Most school assemblies it takes a few moments for the students to settle into their seats and pipe down. Even then, it's not all that uncommon for hushed whispers to continue on, as well as a little horse play.
Such wasn't the case yesterday at Sunnyside High School. The air suddenly stilled and the SHS students went completely silent as Kyle Wallingford began speaking before his schoolmates and providing them with a slide show, sharing the impact drinking and driving has had on his life.
"It was April 15...everyone knows that as tax day," he began. "...but my life was changed on that day in 1991 because someone got into a car after drinking."
Wallingford was two when the crash that turned his life upside down occurred. He said most people do not carry many memories around from the age of two, but he does.
"I remember waking up with wires and monitors all around me...I remember wanting my mom and crawling out of the bed to find her, leaving a small trail of blood...I remember the sound of the crash," he shared.
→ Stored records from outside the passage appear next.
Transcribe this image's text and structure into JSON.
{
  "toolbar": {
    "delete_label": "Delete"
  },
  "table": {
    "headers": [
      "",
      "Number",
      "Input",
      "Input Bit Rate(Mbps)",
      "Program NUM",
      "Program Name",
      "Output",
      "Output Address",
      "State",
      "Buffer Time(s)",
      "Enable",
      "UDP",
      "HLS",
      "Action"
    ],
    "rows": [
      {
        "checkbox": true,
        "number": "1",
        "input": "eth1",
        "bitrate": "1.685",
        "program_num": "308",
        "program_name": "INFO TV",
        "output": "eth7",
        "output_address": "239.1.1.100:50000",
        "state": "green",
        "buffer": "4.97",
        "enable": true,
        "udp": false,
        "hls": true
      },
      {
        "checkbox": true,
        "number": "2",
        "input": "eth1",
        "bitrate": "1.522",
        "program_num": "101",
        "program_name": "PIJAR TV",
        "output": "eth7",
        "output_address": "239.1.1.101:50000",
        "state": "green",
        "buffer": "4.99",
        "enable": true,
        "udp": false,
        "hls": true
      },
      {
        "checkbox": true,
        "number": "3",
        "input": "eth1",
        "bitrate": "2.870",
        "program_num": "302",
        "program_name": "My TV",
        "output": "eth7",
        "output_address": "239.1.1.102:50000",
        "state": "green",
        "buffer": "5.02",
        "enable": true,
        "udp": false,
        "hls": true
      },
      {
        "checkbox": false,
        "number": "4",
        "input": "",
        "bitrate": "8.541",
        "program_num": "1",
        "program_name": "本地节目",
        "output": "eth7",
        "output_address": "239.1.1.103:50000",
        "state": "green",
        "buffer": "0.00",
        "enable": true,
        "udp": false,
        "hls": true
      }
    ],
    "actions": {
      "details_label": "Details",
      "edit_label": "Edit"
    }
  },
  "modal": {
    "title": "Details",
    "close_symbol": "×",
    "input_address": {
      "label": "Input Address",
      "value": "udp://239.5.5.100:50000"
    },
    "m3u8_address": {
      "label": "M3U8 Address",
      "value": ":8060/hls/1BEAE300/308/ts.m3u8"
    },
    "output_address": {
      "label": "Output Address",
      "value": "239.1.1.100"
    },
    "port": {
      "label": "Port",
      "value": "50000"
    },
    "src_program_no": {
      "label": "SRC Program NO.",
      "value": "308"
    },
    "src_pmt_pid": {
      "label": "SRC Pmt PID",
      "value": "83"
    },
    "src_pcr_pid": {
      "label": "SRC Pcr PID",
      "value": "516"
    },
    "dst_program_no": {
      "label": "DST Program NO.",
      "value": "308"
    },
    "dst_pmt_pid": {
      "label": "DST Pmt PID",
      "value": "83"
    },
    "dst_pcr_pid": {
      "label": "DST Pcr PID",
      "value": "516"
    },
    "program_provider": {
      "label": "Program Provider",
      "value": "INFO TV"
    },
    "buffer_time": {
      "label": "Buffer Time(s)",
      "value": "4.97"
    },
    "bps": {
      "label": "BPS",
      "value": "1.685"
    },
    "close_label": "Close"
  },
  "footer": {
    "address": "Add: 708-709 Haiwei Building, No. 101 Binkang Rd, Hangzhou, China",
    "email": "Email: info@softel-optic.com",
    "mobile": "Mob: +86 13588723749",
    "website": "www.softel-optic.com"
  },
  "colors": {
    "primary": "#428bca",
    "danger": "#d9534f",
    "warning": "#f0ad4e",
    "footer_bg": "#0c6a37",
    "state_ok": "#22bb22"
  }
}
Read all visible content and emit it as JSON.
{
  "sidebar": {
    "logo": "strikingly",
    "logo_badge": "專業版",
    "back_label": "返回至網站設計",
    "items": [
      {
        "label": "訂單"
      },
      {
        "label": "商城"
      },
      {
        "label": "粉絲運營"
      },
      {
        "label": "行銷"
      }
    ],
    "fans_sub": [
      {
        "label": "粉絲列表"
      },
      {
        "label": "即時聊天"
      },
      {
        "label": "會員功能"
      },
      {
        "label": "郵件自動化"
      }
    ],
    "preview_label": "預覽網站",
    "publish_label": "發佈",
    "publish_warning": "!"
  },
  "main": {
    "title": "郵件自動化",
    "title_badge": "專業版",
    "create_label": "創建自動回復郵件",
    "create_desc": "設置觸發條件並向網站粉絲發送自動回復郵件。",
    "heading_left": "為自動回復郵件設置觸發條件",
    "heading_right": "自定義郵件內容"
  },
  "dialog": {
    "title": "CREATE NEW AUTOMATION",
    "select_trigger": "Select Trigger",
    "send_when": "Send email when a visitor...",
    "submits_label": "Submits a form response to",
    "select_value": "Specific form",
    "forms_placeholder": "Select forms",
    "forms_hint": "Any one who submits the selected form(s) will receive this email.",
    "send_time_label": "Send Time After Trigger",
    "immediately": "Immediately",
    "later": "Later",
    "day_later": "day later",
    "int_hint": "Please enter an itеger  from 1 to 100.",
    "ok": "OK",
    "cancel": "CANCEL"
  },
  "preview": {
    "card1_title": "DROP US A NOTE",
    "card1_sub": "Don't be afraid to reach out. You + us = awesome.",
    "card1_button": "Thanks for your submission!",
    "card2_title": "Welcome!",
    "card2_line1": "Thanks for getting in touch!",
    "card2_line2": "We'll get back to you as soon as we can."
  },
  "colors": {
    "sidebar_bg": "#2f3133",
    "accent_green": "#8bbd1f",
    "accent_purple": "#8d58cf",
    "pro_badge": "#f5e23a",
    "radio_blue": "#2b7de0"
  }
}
Wallingford was the passenger in a vehicle driven by his grandmother. His mother was in the passenger seat at the front of the vehicle and he was in the back seat.
It was a normal tax day for his family. The trio had just left his brother at pre-school and were headed to Yakima from Granger. They were going to drop off taxes and pick up a suit for Wallingford's uncle who was in the Gulf War.
"We never made it," said Wallingford.
He said his grandmother had traveled approximately a mile-and-a-half west on I-82 from Granger when a Monte Carlo crashed head-on into her vehicle "...and I was put in a wheelchair for life."
Wallingford shared that his grandmother died upon impact as the steering wheel crushed her chest. Eyes glistening, he pointed to a picture that showed the entire engine compartment shoved into the front seat. More tears welled as a picture was displayed showing a covering over the driver's side of the vehicle. Another photo displayed to SHS students showed emergency personnel on the passenger side of the vehicle, where his mother was trapped inside the twisted metal.
The young Wallingford, seated in back, was jarred forward when the collision occurred, snapping his spinal column in the lower lumbar. The slingshot action tossed him back against the seat, pinching the nerves within his frail bones. In addition, the impact caused whiplash, separating his skull...the only protection for his brain was the skin surrounding his head.
He said he now suffers from some memory problems.
"This is where I was," Wallingford said as he showed a photo of the grill to the Monte Carlo that collided with the vehicle. It landed beside his spot in the car.
The driver and passenger in the Monte Carlo both died at the scene. Wallingford said the pair had left a party, weren't wearing their seatbelts, were under the influence of drugs and the driver did not have a driver's license.
It took emergency personnel two hours to remove his mother from the compacted vehicle he was riding in. He, too, had photos showing the entire passenger compartment had to be removed along with what remained of the roof. "The wheel should not be where the front seats usually are," he pointed out as another photo was shown.
"My message is this could happen to anyone. Deciding to drink at a party and drive after can be fatal," shared Wallingford, gathering his composure. He said the message was not easy to deliver, but he felt it was important.
He said he wants his classmates to make good decisions "...because this is real.
"I want you to think about the impact drinking and driving has on others, such as myself and my family."